Parliament on Tuesday, March 5, this year, passed the Public Holiday Amendment Bill into law, but the Minority members in Parliament led by their leader, Mr Haruna Iddrisu, walked out before it was read the third time and passed.
Similarly, last week Thursday, the Minority members in Parliament staged a walkout Bill because they said the amendment sought to rewrite the country’s history regarding the founding father status of Dr Kwame Nkrumah.
Their opposition is mainly against the government’s decision to change the status of Ghana’s First President, Dr Kwame Nkrumah, from a founder to be one of several other founders.
The Act which amended the Public Holidays Act, 2001 (Act 601) to provide for January 7, August 4, and September 21 as additional statutory holidays and for the celebration of May 25 and July 1 as commemorative days.
Before the walk out last Thursday, Mr Iddrisu and the Minority Ranking Member on the Foreign Affairs Committee, Mr Samuel Okudzeto Ablakwa, had hinted that any future National Democratic Congress (NDC) government would amend the constitution to reassert the founding father status of Dr Nkrumah.
Mr Iddrisu said “we (the Minority) will not be part of any move to rewrite the country’s history.”
He said the role played by Dr Nkrumah in the attainment of Ghana’s independence could not be disputed, although he admitted that other Ghanaians played their part in the independence struggle.
Mr Iddrisu, who is the National Democratic Congress (NDC) Member of Parliament (MP) for Tamale South, said every country had an icon and indicated that Dr Nkrumah was Ghana’s icon and must be recognised as such.
He said even the BBC had recognised Dr Nkrumah as the African of the Millennium while his statue had been mounted at the African Union (AU) Headquarters in Ethiopia.
Therefore, he said, any attempt to change the founder’s status of Dr Nkrumah to have a founders’ day celebration was an attempt to “deny him the due reverence.”
Mr Iddrisu said anytime there was a change in leadership in the country, that historical anomaly would be corrected and indicated that the frequent changes would not do any good to the country’s image.
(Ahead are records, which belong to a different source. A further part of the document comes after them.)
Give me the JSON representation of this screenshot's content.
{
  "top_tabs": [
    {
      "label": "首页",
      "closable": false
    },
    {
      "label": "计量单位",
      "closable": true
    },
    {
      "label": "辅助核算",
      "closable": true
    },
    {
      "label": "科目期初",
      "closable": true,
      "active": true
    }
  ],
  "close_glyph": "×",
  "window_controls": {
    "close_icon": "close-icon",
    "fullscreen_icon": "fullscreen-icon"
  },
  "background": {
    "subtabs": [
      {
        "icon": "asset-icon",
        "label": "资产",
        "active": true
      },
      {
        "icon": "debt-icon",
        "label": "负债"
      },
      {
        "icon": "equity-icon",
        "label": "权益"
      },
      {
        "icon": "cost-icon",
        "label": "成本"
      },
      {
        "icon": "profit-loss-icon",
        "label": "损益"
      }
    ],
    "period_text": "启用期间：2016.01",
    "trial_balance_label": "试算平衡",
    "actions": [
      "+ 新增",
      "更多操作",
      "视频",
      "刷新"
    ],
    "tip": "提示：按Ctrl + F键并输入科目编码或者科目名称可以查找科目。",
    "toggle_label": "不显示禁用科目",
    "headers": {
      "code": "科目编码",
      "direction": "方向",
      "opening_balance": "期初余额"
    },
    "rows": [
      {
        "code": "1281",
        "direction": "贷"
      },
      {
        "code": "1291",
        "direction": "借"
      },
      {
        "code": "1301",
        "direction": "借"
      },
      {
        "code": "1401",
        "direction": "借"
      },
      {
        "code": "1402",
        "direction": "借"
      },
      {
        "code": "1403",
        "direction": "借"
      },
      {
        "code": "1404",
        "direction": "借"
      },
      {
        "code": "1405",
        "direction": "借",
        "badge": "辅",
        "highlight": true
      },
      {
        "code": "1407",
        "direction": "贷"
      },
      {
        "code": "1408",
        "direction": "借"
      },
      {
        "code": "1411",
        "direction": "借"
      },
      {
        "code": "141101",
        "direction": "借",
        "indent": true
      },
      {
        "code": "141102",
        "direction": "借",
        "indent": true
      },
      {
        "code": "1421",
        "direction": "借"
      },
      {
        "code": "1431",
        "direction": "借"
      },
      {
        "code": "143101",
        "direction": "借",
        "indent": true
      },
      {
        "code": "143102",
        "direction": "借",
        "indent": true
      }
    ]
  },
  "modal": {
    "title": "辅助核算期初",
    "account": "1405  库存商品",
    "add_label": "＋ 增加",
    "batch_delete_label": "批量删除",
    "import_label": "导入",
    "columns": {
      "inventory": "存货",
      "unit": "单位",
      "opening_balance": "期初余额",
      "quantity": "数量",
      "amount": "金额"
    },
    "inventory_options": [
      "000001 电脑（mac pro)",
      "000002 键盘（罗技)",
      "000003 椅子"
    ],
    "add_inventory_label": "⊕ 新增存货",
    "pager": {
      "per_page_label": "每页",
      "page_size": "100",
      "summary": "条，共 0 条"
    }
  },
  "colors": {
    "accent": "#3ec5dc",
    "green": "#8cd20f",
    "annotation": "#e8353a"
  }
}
He also faulted the government’s decision to celebrate January 7 as a holiday, and indicated that the President and MPs were sworn in on January 7.
He said some people might raise a constitutional matter as to why the President would take an oath on a holiday.
The NDC MP for Builsa North and Ranking Member on the Defence and Interior Committee, Mr James Agalga, and the NDC MP for Sagnarigu and Ranking on Communications Committee, Alhaji Bashir Fuseini Alhassan, argued that Dr Nkrumah’s contribution to Ghana’s independence and African struggle was monumental.
Therefore, they said any attempt to change the narrative of his contribution would not succeed.
But the Majority members led by their leader, Mr Osei Kyei-Mensah-Bonsu, argued that Dr Nkrumah could not be sole founding father of Ghana since there were other prominent Ghanaians who played key roles in the independence struggle.
They said even before Dr Nkrumah was invited by the United Gold Coast Convention (UGCC), there were some founding pillars of UGCC who had started the independence struggle.
The debate and subsequent walkout followed a motion for a second reading of and presentation of the report of the Committee on Defense and Interior on the Public Holiday (Amendmendment) Bill.
After the walkout, the Majority side stayed through to take the bill through a second reading. It will now go through the consideration stage before it is read a third time and passed.